• **WHAT TO DO**: What you print must match the data line for line.

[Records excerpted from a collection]

——

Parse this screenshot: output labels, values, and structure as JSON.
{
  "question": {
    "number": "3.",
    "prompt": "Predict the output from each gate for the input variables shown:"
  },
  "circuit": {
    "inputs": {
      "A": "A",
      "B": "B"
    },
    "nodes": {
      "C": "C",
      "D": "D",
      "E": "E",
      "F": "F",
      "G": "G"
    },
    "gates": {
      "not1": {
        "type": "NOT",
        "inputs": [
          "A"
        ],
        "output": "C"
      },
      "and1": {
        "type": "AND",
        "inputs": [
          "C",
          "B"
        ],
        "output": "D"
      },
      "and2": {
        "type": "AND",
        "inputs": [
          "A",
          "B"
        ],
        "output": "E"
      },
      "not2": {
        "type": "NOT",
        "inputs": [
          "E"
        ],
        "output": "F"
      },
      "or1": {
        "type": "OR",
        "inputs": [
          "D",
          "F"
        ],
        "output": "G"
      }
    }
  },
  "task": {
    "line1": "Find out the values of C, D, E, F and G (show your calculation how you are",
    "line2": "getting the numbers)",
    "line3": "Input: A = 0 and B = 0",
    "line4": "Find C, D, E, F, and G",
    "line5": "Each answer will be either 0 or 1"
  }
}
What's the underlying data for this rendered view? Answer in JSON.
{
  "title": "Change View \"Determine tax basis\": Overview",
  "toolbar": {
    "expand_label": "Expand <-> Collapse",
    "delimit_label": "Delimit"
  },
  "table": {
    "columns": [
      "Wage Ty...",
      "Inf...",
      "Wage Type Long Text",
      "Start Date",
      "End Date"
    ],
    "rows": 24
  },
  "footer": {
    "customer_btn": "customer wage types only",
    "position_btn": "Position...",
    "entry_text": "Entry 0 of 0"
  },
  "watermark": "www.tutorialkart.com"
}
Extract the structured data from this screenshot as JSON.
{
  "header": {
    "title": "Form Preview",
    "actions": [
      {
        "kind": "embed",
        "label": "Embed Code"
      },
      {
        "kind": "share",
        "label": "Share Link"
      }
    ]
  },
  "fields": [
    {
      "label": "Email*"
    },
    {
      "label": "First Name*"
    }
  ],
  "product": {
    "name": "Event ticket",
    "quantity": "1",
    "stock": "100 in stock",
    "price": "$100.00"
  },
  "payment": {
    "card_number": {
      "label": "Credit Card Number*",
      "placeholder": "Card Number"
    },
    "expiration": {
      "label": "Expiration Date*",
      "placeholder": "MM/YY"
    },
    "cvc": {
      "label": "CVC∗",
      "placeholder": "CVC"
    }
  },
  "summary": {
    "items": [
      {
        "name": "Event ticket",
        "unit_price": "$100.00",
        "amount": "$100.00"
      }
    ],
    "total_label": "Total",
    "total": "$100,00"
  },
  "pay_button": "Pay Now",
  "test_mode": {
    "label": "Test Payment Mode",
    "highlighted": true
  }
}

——

• **ANSWER TO THE PROBLEM**:
Parse this screenshot: output labels, values, and structure as JSON.
{
  "question": {
    "number": "3.",
    "prompt": "Predict the output from each gate for the input variables shown:"
  },
  "circuit": {
    "inputs": {
      "A": "A",
      "B": "B"
    },
    "nodes": {
      "C": "C",
      "D": "D",
      "E": "E",
      "F": "F",
      "G": "G"
    },
    "gates": {
      "not1": {
        "type": "NOT",
        "inputs": [
          "A"
        ],
        "output": "C"
      },
      "and1": {
        "type": "AND",
        "inputs": [
          "C",
          "B"
        ],
        "output": "D"
      },
      "and2": {
        "type": "AND",
        "inputs": [
          "A",
          "B"
        ],
        "output": "E"
      },
      "not2": {
        "type": "NOT",
        "inputs": [
          "E"
        ],
        "output": "F"
      },
      "or1": {
        "type": "OR",
        "inputs": [
          "D",
          "F"
        ],
        "output": "G"
      }
    }
  },
  "task": {
    "line1": "Find out the values of C, D, E, F and G (show your calculation how you are",
    "line2": "getting the numbers)",
    "line3": "Input: A = 0 and B = 0",
    "line4": "Find C, D, E, F, and G",
    "line5": "Each answer will be either 0 or 1"
  }
}
What's the underlying data for this rendered view? Answer in JSON.
{
  "title": "Change View \"Determine tax basis\": Overview",
  "toolbar": {
    "expand_label": "Expand <-> Collapse",
    "delimit_label": "Delimit"
  },
  "table": {
    "columns": [
      "Wage Ty...",
      "Inf...",
      "Wage Type Long Text",
      "Start Date",
      "End Date"
    ],
    "rows": 24
  },
  "footer": {
    "customer_btn": "customer wage types only",
    "position_btn": "Position...",
    "entry_text": "Entry 0 of 0"
  },
  "watermark": "www.tutorialkart.com"
}
Extract the structured data from this screenshot as JSON.
{
  "header": {
    "title": "Form Preview",
    "actions": [
      {
        "kind": "embed",
        "label": "Embed Code"
      },
      {
        "kind": "share",
        "label": "Share Link"
      }
    ]
  },
  "fields": [
    {
      "label": "Email*"
    },
    {
      "label": "First Name*"
    }
  ],
  "product": {
    "name": "Event ticket",
    "quantity": "1",
    "stock": "100 in stock",
    "price": "$100.00"
  },
  "payment": {
    "card_number": {
      "label": "Credit Card Number*",
      "placeholder": "Card Number"
    },
    "expiration": {
      "label": "Expiration Date*",
      "placeholder": "MM/YY"
    },
    "cvc": {
      "label": "CVC∗",
      "placeholder": "CVC"
    }
  },
  "summary": {
    "items": [
      {
        "name": "Event ticket",
        "unit_price": "$100.00",
        "amount": "$100.00"
      }
    ],
    "total_label": "Total",
    "total": "$100,00"
  },
  "pay_button": "Pay Now",
  "test_mode": {
    "label": "Test Payment Mode",
    "highlighted": true
  }
}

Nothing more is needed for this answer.